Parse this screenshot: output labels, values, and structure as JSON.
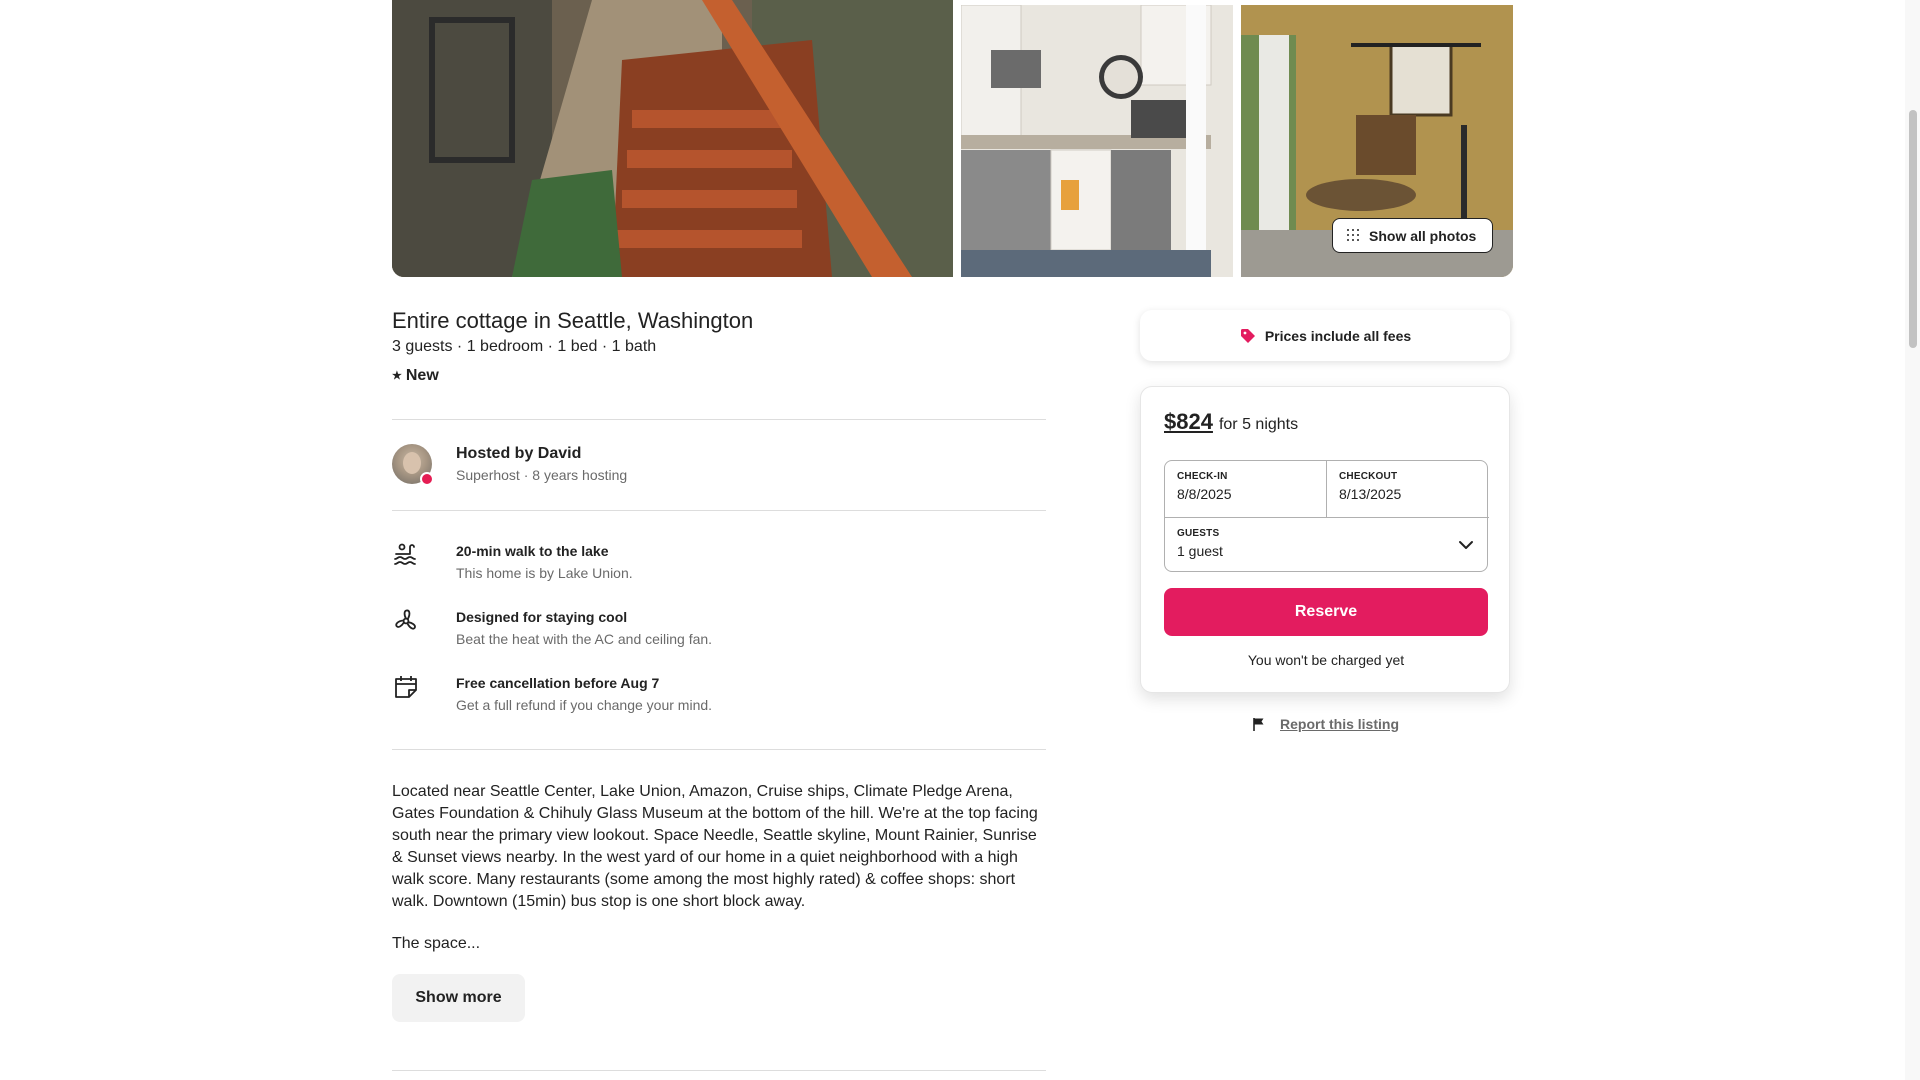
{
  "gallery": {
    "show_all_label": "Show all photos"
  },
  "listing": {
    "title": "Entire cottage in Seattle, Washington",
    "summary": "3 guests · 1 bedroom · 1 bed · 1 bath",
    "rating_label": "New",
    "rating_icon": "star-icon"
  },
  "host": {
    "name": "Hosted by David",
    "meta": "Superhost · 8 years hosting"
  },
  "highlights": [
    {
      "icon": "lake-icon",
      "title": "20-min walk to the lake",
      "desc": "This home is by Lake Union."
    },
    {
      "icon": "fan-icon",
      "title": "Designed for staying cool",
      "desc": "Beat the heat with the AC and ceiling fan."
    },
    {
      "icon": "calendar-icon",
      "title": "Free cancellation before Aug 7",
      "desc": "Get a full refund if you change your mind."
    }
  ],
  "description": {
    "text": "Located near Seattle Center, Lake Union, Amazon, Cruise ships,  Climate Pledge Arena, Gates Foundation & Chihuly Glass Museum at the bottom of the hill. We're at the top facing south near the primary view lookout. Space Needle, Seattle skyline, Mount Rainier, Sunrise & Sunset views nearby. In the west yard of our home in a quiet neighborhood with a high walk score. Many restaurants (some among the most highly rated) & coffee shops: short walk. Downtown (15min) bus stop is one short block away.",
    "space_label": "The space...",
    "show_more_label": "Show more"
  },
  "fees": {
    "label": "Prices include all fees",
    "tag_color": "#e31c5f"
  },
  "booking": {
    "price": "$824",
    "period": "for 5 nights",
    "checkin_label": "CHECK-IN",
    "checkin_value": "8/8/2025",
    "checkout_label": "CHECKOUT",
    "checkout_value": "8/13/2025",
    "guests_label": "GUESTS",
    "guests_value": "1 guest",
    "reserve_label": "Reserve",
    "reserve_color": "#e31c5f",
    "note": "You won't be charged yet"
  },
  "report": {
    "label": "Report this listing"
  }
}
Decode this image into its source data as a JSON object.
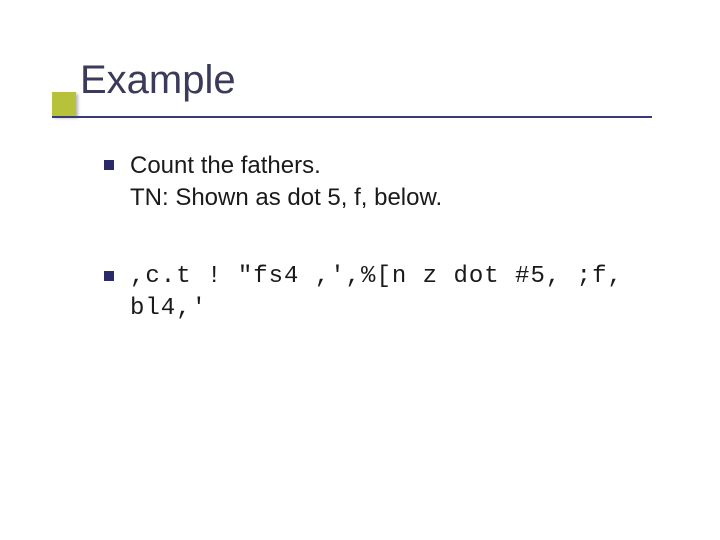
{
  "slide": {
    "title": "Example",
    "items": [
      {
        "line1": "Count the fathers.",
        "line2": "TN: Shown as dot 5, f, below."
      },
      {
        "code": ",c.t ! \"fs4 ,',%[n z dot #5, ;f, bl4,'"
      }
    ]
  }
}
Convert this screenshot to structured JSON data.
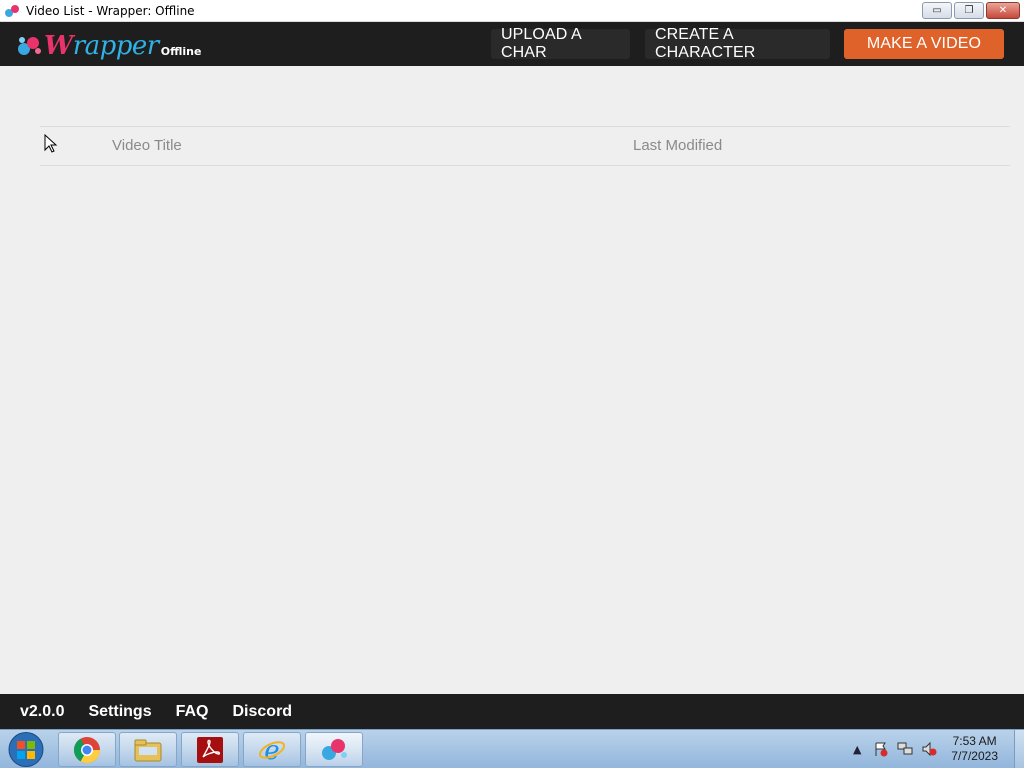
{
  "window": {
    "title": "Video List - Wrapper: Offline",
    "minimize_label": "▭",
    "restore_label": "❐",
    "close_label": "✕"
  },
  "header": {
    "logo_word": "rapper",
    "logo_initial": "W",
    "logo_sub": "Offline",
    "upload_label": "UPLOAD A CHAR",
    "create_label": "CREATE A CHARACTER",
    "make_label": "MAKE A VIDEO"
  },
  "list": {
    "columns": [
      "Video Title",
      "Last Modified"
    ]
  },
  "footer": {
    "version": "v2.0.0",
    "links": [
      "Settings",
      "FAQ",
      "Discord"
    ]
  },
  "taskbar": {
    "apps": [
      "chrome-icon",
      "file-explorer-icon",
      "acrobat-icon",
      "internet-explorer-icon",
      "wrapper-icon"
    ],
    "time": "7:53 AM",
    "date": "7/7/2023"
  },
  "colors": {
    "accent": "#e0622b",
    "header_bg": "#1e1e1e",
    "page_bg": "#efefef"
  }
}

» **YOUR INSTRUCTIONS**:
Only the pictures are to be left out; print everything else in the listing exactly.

» **TASK OUTPUT**:
Parse this screenshot: output labels, values, and structure as JSON.
{
  "gallery": {
    "show_all_label": "Show all photos"
  },
  "listing": {
    "title": "Entire cottage in Seattle, Washington",
    "summary": "3 guests · 1 bedroom · 1 bed · 1 bath",
    "rating_label": "New",
    "rating_icon": "star-icon"
  },
  "host": {
    "name": "Hosted by David",
    "meta": "Superhost · 8 years hosting"
  },
  "highlights": [
    {
      "icon": "lake-icon",
      "title": "20-min walk to the lake",
      "desc": "This home is by Lake Union."
    },
    {
      "icon": "fan-icon",
      "title": "Designed for staying cool",
      "desc": "Beat the heat with the AC and ceiling fan."
    },
    {
      "icon": "calendar-icon",
      "title": "Free cancellation before Aug 7",
      "desc": "Get a full refund if you change your mind."
    }
  ],
  "description": {
    "text": "Located near Seattle Center, Lake Union, Amazon, Cruise ships,  Climate Pledge Arena, Gates Foundation & Chihuly Glass Museum at the bottom of the hill. We're at the top facing south near the primary view lookout. Space Needle, Seattle skyline, Mount Rainier, Sunrise & Sunset views nearby. In the west yard of our home in a quiet neighborhood with a high walk score. Many restaurants (some among the most highly rated) & coffee shops: short walk. Downtown (15min) bus stop is one short block away.",
    "space_label": "The space...",
    "show_more_label": "Show more"
  },
  "fees": {
    "label": "Prices include all fees",
    "tag_color": "#e31c5f"
  },
  "booking": {
    "price": "$824",
    "period": "for 5 nights",
    "checkin_label": "CHECK-IN",
    "checkin_value": "8/8/2025",
    "checkout_label": "CHECKOUT",
    "checkout_value": "8/13/2025",
    "guests_label": "GUESTS",
    "guests_value": "1 guest",
    "reserve_label": "Reserve",
    "reserve_color": "#e31c5f",
    "note": "You won't be charged yet"
  },
  "report": {
    "label": "Report this listing"
  }
}
Decode this image into its source data as a JSON object.
{
  "slide": {
    "title": "Example",
    "items": [
      {
        "line1": "Count the fathers.",
        "line2": "TN: Shown as dot 5, f, below."
      },
      {
        "code": ",c.t ! \"fs4 ,',%[n z dot #5, ;f, bl4,'"
      }
    ]
  }
}
Convert this screenshot to structured JSON data.
{
  "window": {
    "title": "Video List - Wrapper: Offline",
    "minimize_label": "▭",
    "restore_label": "❐",
    "close_label": "✕"
  },
  "header": {
    "logo_word": "rapper",
    "logo_initial": "W",
    "logo_sub": "Offline",
    "upload_label": "UPLOAD A CHAR",
    "create_label": "CREATE A CHARACTER",
    "make_label": "MAKE A VIDEO"
  },
  "list": {
    "columns": [
      "Video Title",
      "Last Modified"
    ]
  },
  "footer": {
    "version": "v2.0.0",
    "links": [
      "Settings",
      "FAQ",
      "Discord"
    ]
  },
  "taskbar": {
    "apps": [
      "chrome-icon",
      "file-explorer-icon",
      "acrobat-icon",
      "internet-explorer-icon",
      "wrapper-icon"
    ],
    "time": "7:53 AM",
    "date": "7/7/2023"
  },
  "colors": {
    "accent": "#e0622b",
    "header_bg": "#1e1e1e",
    "page_bg": "#efefef"
  }
}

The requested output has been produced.